The Youth and Family Centers allow interns the opportunity to broaden counseling experience to include family therapy; consultation with clinic psychiatrists, and assessment for the purpose of DSM-IV-TR (Fourth Edition - Text Revision) diagnosis. This configuration allows the interns broad, continuous exposure to the variety of roles fulfilled by professional school psychologists. Furthermore, the interns’ weekly schedules afford them considerable opportunity to interact with each other as well as other professional and supervisory staff.

 

The following is a summary of type of students served and time spent:

Type of Students Served:

Regular Education Students

 


56%

Special Education Students

 


11%

Youth and Family Center Students

 


33%

Time Spent

Counseling

 


43%

Assessment (formal and informal)

 


11%

Consultation

 


18%

Supervision

 


10%

Learning Activities (Professional Development, Professional Issues, Supervision Training)

 


6%

Research (including dissertation)

 


12%
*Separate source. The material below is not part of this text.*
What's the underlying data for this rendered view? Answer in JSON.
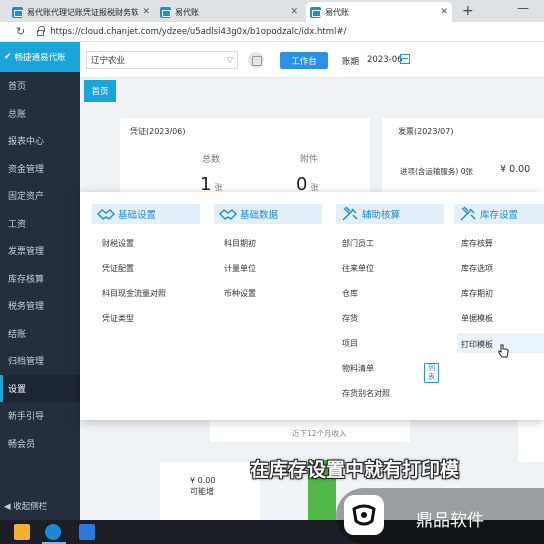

The rich range of experiences provided by our internship program prepares the intern for employment in a variety of settings. Many of our former interns are employed as school psychologists across the country. Others are affiliated with universities, either in teaching, counseling, or consulting positions. Several of the interns have chosen to remain with the Dallas Independent School District, including one who became Center Manager for a Youth and Family Center.

The Dallas ISD’s Department of Psychological and Social Services is a member of the Association of Psychology Postdoctoral and Internship Centers (APPIC). This site participates in the annual APPIC internship matching procedure. Our Program Code Number is 5711.